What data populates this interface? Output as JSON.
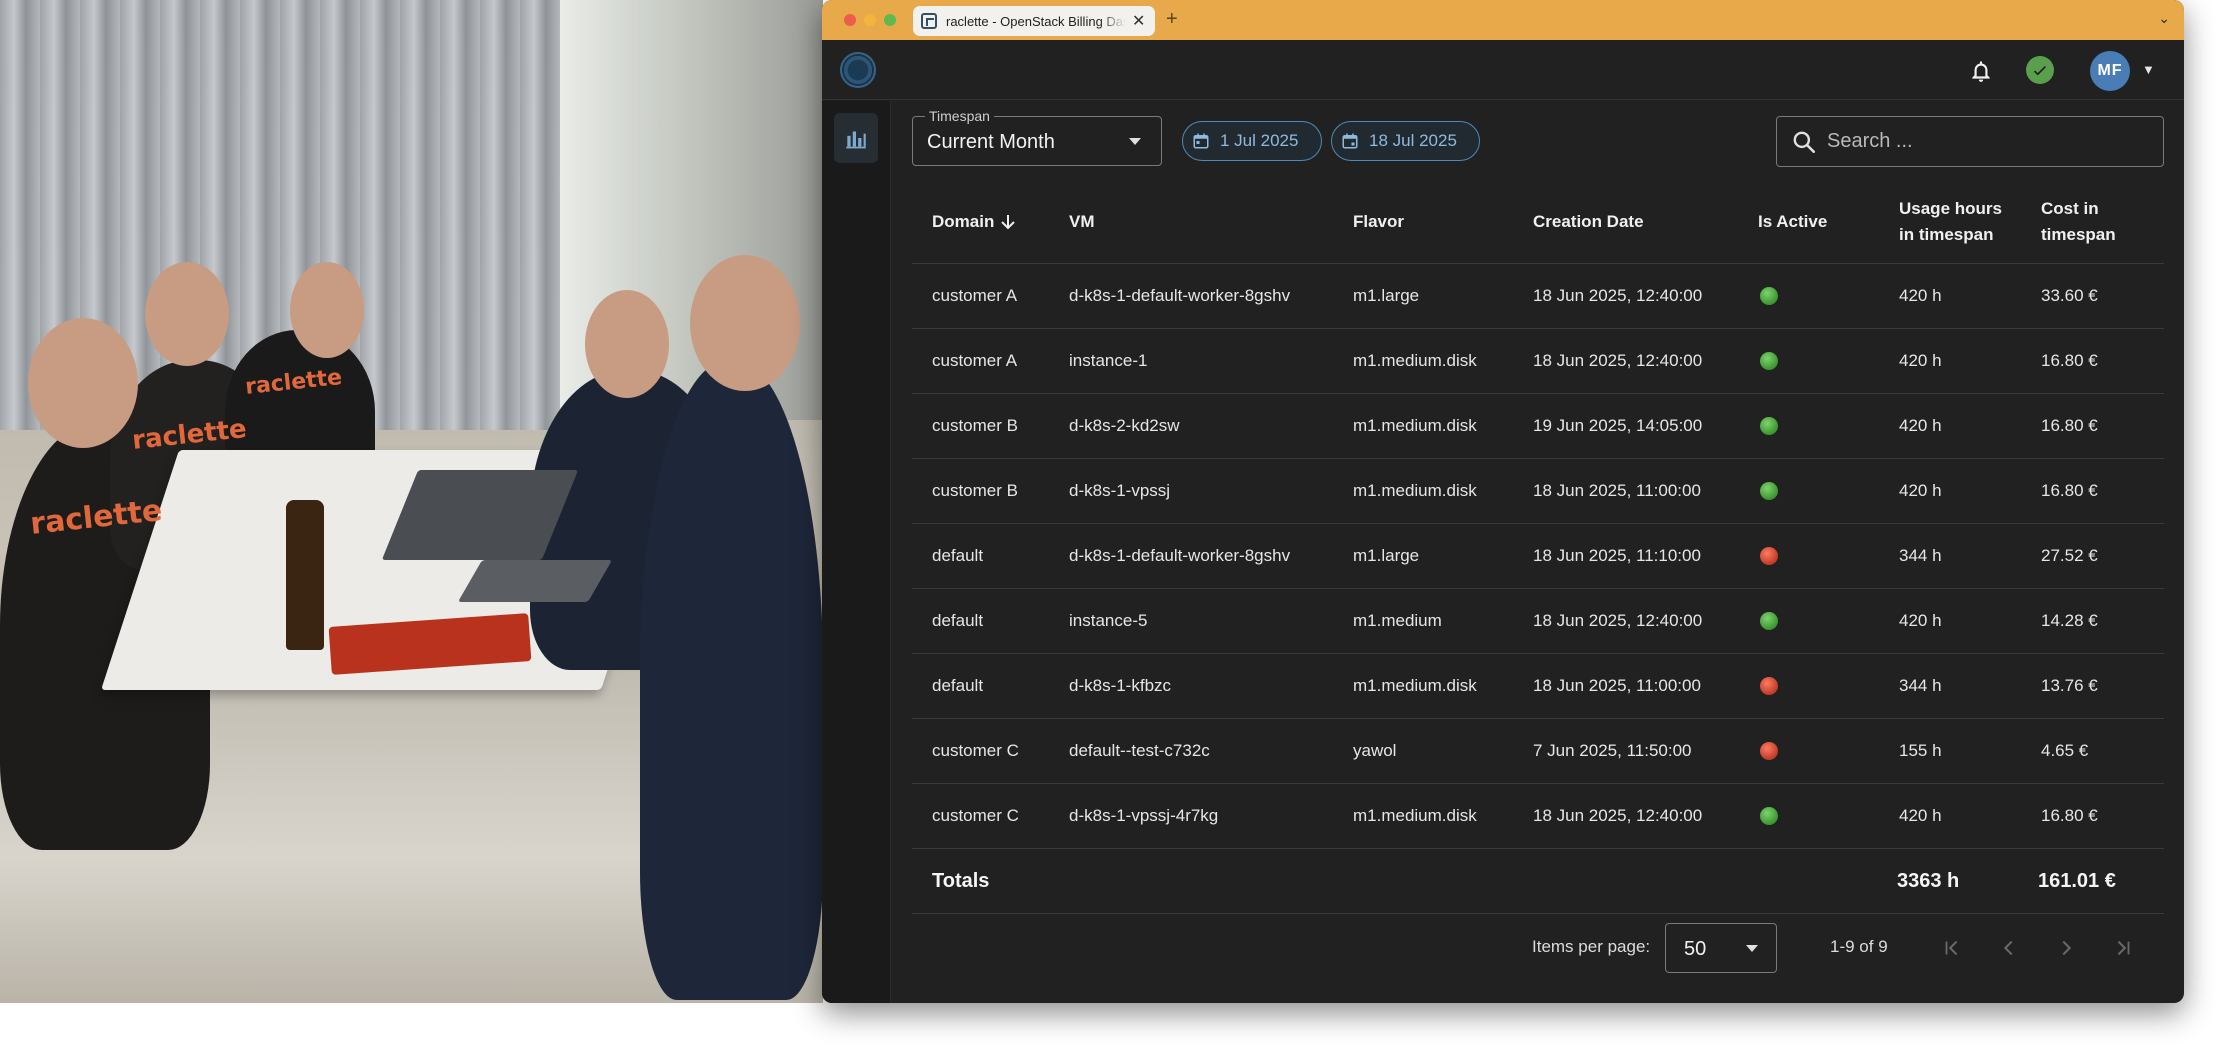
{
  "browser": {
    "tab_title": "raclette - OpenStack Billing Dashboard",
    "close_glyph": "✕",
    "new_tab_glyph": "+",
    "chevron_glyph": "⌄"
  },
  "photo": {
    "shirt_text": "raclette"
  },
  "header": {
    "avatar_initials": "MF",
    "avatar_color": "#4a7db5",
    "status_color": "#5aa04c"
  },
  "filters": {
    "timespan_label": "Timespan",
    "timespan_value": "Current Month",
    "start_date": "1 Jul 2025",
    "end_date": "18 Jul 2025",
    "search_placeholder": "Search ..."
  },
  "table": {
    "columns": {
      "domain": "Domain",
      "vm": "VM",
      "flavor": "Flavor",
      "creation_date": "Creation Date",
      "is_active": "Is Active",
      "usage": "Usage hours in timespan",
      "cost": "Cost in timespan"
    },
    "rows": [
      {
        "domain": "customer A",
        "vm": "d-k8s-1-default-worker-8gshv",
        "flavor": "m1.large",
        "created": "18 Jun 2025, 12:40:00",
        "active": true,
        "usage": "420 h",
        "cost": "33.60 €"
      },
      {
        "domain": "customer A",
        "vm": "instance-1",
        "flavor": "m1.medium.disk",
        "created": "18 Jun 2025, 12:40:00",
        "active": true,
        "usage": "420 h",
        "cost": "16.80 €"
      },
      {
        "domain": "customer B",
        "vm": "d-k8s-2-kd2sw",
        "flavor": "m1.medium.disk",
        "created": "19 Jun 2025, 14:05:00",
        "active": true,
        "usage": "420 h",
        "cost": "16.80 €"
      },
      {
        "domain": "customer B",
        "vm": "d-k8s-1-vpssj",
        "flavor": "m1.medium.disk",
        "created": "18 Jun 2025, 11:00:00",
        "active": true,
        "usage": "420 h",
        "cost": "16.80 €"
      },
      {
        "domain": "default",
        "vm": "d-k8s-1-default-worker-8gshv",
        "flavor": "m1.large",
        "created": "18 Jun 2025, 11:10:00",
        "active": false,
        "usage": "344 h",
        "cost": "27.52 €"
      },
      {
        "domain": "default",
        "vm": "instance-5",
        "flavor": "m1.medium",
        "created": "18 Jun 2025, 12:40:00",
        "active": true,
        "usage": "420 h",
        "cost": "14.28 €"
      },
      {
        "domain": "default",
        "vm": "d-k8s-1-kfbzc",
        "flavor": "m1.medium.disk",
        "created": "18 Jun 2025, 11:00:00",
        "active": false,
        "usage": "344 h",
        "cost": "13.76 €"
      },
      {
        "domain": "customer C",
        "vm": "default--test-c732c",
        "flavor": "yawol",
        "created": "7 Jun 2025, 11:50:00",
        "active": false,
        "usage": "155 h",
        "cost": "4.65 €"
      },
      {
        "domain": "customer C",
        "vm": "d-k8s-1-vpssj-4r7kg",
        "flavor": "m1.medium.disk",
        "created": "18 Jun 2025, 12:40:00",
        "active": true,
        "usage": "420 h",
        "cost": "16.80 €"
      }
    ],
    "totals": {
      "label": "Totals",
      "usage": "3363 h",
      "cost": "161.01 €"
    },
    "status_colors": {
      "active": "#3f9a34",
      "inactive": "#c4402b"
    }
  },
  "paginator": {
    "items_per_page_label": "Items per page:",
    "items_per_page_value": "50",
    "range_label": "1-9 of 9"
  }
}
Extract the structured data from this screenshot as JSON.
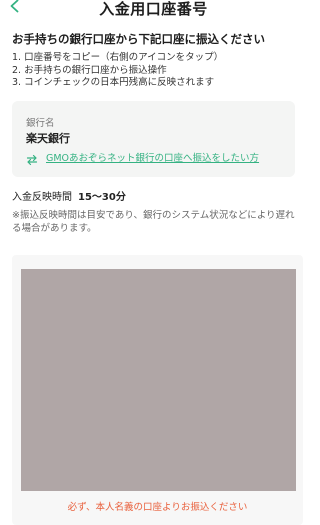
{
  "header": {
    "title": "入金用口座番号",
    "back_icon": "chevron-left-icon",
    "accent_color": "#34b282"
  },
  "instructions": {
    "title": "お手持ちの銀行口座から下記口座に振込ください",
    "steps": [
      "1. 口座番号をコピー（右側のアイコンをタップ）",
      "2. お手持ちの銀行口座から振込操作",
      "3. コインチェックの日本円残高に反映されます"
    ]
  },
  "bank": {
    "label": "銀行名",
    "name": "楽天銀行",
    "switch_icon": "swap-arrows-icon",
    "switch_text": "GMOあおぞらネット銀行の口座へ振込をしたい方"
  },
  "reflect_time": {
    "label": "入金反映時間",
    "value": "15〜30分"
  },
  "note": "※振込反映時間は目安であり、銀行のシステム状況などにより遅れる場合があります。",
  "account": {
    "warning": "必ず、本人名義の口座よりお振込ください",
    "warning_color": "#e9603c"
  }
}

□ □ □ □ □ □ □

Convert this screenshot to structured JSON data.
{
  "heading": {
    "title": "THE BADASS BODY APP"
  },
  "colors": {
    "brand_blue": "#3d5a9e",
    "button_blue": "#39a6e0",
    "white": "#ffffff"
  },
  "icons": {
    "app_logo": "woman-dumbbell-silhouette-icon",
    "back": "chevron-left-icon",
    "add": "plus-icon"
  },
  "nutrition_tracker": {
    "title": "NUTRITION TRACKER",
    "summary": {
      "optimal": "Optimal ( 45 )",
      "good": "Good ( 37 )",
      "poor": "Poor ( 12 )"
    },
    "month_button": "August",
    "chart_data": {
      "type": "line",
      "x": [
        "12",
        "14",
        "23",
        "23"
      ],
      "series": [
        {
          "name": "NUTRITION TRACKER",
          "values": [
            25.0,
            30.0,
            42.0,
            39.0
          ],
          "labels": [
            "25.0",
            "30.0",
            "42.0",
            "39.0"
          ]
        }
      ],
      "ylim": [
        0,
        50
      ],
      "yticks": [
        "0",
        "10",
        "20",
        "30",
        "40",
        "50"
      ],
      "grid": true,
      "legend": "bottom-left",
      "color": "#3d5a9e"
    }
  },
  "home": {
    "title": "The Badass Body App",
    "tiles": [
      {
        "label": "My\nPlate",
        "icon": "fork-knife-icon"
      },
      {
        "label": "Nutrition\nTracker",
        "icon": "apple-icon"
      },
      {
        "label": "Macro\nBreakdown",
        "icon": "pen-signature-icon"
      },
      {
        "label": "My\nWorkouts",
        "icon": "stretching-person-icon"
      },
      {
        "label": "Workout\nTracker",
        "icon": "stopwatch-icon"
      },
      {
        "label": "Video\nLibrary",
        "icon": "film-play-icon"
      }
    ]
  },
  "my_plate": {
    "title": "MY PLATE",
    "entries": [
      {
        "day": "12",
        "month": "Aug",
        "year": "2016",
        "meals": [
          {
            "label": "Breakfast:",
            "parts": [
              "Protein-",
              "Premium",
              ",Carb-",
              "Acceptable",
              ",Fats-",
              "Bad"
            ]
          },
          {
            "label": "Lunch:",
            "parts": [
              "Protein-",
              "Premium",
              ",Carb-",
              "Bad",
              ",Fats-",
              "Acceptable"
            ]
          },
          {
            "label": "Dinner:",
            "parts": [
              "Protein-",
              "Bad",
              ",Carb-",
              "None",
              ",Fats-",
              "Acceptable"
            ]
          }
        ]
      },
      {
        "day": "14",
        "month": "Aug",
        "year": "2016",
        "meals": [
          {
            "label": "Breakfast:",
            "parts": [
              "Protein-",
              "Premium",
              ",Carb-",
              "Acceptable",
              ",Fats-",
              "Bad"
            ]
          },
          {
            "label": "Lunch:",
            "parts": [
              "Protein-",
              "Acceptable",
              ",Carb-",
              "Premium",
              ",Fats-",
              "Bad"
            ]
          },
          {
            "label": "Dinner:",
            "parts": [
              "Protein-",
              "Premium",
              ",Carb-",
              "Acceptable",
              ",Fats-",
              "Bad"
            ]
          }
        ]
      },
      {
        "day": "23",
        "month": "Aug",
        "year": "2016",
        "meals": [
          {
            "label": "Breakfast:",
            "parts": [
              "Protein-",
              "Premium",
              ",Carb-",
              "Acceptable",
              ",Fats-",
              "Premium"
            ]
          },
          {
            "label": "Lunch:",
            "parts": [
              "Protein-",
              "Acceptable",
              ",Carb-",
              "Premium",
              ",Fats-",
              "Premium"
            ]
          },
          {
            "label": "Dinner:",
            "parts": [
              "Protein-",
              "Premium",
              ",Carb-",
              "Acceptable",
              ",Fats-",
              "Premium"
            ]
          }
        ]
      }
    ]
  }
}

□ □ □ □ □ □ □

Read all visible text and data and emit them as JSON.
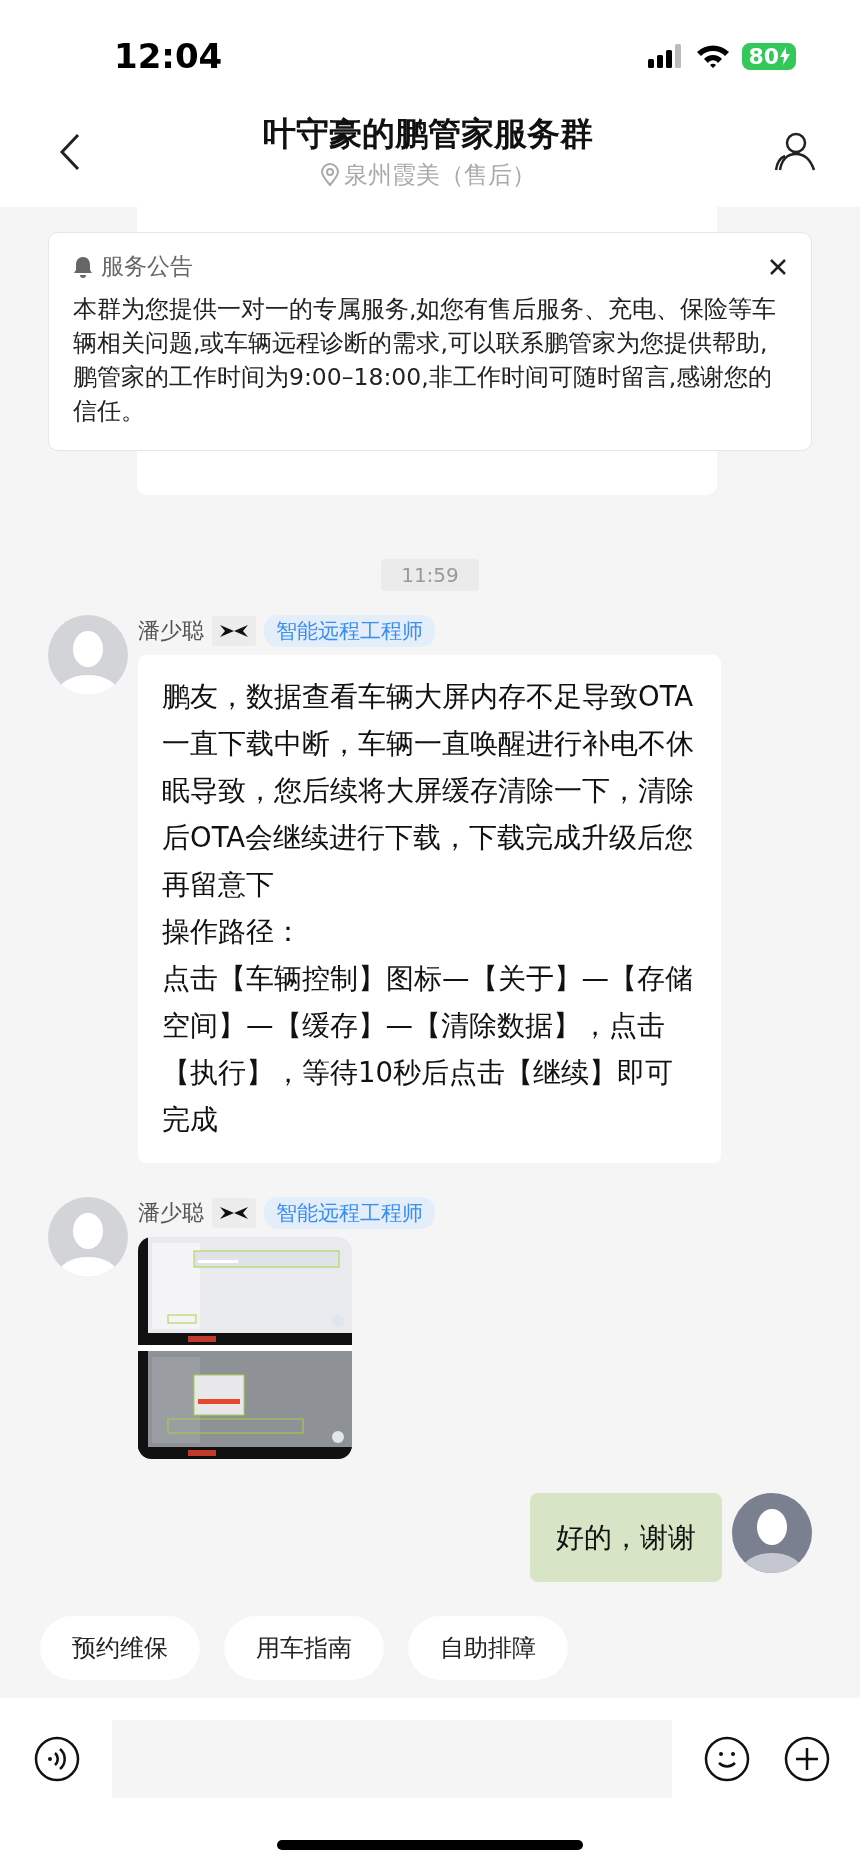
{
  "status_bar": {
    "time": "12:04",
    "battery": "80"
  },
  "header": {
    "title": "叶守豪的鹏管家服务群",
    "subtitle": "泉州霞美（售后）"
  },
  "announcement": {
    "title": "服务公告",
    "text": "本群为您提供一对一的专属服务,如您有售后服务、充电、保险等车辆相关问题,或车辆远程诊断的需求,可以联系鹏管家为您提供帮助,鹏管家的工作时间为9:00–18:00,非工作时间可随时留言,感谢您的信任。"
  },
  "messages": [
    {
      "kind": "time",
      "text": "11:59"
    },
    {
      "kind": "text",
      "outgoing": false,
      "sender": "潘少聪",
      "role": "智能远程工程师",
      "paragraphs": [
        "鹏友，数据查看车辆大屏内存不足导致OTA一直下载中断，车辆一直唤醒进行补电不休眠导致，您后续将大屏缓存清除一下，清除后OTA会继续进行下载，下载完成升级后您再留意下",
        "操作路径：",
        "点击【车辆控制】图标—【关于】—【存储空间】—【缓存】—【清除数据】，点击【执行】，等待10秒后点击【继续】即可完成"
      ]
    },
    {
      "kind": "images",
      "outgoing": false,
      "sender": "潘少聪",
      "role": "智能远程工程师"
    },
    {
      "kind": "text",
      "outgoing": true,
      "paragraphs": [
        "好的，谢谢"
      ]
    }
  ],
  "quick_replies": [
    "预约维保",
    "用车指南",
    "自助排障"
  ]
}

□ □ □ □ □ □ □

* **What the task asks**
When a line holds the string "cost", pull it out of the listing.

* **Response to the task**
      "cost": "Cost in timespan"
        "cost": "33.60 €"
        "cost": "16.80 €"
        "cost": "16.80 €"
        "cost": "16.80 €"
        "cost": "27.52 €"
        "cost": "14.28 €"
        "cost": "13.76 €"
        "cost": "4.65 €"
        "cost": "16.80 €"
      "cost": "161.01 €"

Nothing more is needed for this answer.